What is being asked:
Nothing in the listing should be dropped or altered when it is copied.

────────

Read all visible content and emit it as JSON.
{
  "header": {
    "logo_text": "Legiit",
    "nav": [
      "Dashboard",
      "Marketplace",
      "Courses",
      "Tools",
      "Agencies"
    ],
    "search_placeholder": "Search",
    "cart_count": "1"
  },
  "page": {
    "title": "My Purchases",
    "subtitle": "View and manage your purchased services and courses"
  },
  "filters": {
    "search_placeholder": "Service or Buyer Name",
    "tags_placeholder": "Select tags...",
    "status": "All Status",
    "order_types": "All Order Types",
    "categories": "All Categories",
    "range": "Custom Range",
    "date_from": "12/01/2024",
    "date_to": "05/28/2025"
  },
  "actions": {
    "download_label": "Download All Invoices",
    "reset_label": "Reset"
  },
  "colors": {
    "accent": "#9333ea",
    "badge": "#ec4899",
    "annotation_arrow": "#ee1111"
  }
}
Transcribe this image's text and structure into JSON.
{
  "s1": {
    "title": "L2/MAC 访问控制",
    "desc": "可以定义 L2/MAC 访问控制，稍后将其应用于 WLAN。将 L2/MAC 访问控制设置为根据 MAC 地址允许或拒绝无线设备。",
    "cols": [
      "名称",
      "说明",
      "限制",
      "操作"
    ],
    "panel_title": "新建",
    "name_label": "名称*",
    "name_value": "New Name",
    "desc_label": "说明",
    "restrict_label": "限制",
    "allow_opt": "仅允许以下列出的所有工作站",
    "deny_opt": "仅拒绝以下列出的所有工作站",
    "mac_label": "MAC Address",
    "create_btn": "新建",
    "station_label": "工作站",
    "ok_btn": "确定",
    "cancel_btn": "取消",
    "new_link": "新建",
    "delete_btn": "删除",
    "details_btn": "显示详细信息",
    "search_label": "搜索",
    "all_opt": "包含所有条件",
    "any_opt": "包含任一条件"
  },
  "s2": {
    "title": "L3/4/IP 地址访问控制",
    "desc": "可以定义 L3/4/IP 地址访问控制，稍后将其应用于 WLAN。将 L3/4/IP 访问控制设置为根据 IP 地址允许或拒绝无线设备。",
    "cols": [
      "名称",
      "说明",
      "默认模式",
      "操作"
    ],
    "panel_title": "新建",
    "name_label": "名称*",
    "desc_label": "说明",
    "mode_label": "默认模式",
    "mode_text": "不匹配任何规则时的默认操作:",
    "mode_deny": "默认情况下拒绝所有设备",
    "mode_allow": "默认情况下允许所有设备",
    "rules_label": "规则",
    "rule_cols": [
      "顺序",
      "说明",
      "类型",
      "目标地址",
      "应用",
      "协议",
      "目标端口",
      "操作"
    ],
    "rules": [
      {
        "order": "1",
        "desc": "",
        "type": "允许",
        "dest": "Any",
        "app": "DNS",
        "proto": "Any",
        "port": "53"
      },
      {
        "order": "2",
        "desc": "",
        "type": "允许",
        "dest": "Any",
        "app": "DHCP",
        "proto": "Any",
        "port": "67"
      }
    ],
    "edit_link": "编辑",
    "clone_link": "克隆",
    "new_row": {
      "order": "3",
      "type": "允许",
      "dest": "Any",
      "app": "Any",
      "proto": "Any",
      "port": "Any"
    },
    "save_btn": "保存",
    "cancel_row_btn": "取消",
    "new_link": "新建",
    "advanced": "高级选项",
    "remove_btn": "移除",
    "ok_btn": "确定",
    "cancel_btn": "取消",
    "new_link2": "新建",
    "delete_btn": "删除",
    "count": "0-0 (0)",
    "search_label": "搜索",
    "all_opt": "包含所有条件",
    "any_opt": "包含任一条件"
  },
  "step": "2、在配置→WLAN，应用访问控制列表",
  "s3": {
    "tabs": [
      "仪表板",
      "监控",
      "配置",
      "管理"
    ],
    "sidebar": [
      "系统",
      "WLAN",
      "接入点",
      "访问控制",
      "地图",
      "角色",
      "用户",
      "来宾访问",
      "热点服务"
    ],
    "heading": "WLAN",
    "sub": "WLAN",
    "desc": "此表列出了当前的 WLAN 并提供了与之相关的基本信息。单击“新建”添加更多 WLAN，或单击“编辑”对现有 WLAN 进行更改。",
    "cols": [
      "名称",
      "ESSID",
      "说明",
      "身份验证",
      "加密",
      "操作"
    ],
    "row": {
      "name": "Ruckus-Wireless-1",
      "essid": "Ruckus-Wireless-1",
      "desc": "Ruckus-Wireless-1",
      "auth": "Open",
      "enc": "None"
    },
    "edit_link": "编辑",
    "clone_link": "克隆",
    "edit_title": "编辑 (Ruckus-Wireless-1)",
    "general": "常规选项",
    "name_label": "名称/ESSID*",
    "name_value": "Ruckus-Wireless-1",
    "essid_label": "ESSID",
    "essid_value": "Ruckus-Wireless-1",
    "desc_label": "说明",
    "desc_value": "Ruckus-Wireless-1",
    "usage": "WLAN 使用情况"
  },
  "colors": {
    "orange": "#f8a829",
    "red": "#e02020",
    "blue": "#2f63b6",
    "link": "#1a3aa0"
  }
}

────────

Your solution:
Read all visible content and emit it as JSON.
{
  "header": {
    "logo_text": "Legiit",
    "nav": [
      "Dashboard",
      "Marketplace",
      "Courses",
      "Tools",
      "Agencies"
    ],
    "search_placeholder": "Search",
    "cart_count": "1"
  },
  "page": {
    "title": "My Purchases",
    "subtitle": "View and manage your purchased services and courses"
  },
  "filters": {
    "search_placeholder": "Service or Buyer Name",
    "tags_placeholder": "Select tags...",
    "status": "All Status",
    "order_types": "All Order Types",
    "categories": "All Categories",
    "range": "Custom Range",
    "date_from": "12/01/2024",
    "date_to": "05/28/2025"
  },
  "actions": {
    "download_label": "Download All Invoices",
    "reset_label": "Reset"
  },
  "colors": {
    "accent": "#9333ea",
    "badge": "#ec4899",
    "annotation_arrow": "#ee1111"
  }
}
Transcribe this image's text and structure into JSON.
{
  "s1": {
    "title": "L2/MAC 访问控制",
    "desc": "可以定义 L2/MAC 访问控制，稍后将其应用于 WLAN。将 L2/MAC 访问控制设置为根据 MAC 地址允许或拒绝无线设备。",
    "cols": [
      "名称",
      "说明",
      "限制",
      "操作"
    ],
    "panel_title": "新建",
    "name_label": "名称*",
    "name_value": "New Name",
    "desc_label": "说明",
    "restrict_label": "限制",
    "allow_opt": "仅允许以下列出的所有工作站",
    "deny_opt": "仅拒绝以下列出的所有工作站",
    "mac_label": "MAC Address",
    "create_btn": "新建",
    "station_label": "工作站",
    "ok_btn": "确定",
    "cancel_btn": "取消",
    "new_link": "新建",
    "delete_btn": "删除",
    "details_btn": "显示详细信息",
    "search_label": "搜索",
    "all_opt": "包含所有条件",
    "any_opt": "包含任一条件"
  },
  "s2": {
    "title": "L3/4/IP 地址访问控制",
    "desc": "可以定义 L3/4/IP 地址访问控制，稍后将其应用于 WLAN。将 L3/4/IP 访问控制设置为根据 IP 地址允许或拒绝无线设备。",
    "cols": [
      "名称",
      "说明",
      "默认模式",
      "操作"
    ],
    "panel_title": "新建",
    "name_label": "名称*",
    "desc_label": "说明",
    "mode_label": "默认模式",
    "mode_text": "不匹配任何规则时的默认操作:",
    "mode_deny": "默认情况下拒绝所有设备",
    "mode_allow": "默认情况下允许所有设备",
    "rules_label": "规则",
    "rule_cols": [
      "顺序",
      "说明",
      "类型",
      "目标地址",
      "应用",
      "协议",
      "目标端口",
      "操作"
    ],
    "rules": [
      {
        "order": "1",
        "desc": "",
        "type": "允许",
        "dest": "Any",
        "app": "DNS",
        "proto": "Any",
        "port": "53"
      },
      {
        "order": "2",
        "desc": "",
        "type": "允许",
        "dest": "Any",
        "app": "DHCP",
        "proto": "Any",
        "port": "67"
      }
    ],
    "edit_link": "编辑",
    "clone_link": "克隆",
    "new_row": {
      "order": "3",
      "type": "允许",
      "dest": "Any",
      "app": "Any",
      "proto": "Any",
      "port": "Any"
    },
    "save_btn": "保存",
    "cancel_row_btn": "取消",
    "new_link": "新建",
    "advanced": "高级选项",
    "remove_btn": "移除",
    "ok_btn": "确定",
    "cancel_btn": "取消",
    "new_link2": "新建",
    "delete_btn": "删除",
    "count": "0-0 (0)",
    "search_label": "搜索",
    "all_opt": "包含所有条件",
    "any_opt": "包含任一条件"
  },
  "step": "2、在配置→WLAN，应用访问控制列表",
  "s3": {
    "tabs": [
      "仪表板",
      "监控",
      "配置",
      "管理"
    ],
    "sidebar": [
      "系统",
      "WLAN",
      "接入点",
      "访问控制",
      "地图",
      "角色",
      "用户",
      "来宾访问",
      "热点服务"
    ],
    "heading": "WLAN",
    "sub": "WLAN",
    "desc": "此表列出了当前的 WLAN 并提供了与之相关的基本信息。单击“新建”添加更多 WLAN，或单击“编辑”对现有 WLAN 进行更改。",
    "cols": [
      "名称",
      "ESSID",
      "说明",
      "身份验证",
      "加密",
      "操作"
    ],
    "row": {
      "name": "Ruckus-Wireless-1",
      "essid": "Ruckus-Wireless-1",
      "desc": "Ruckus-Wireless-1",
      "auth": "Open",
      "enc": "None"
    },
    "edit_link": "编辑",
    "clone_link": "克隆",
    "edit_title": "编辑 (Ruckus-Wireless-1)",
    "general": "常规选项",
    "name_label": "名称/ESSID*",
    "name_value": "Ruckus-Wireless-1",
    "essid_label": "ESSID",
    "essid_value": "Ruckus-Wireless-1",
    "desc_label": "说明",
    "desc_value": "Ruckus-Wireless-1",
    "usage": "WLAN 使用情况"
  },
  "colors": {
    "orange": "#f8a829",
    "red": "#e02020",
    "blue": "#2f63b6",
    "link": "#1a3aa0"
  }
}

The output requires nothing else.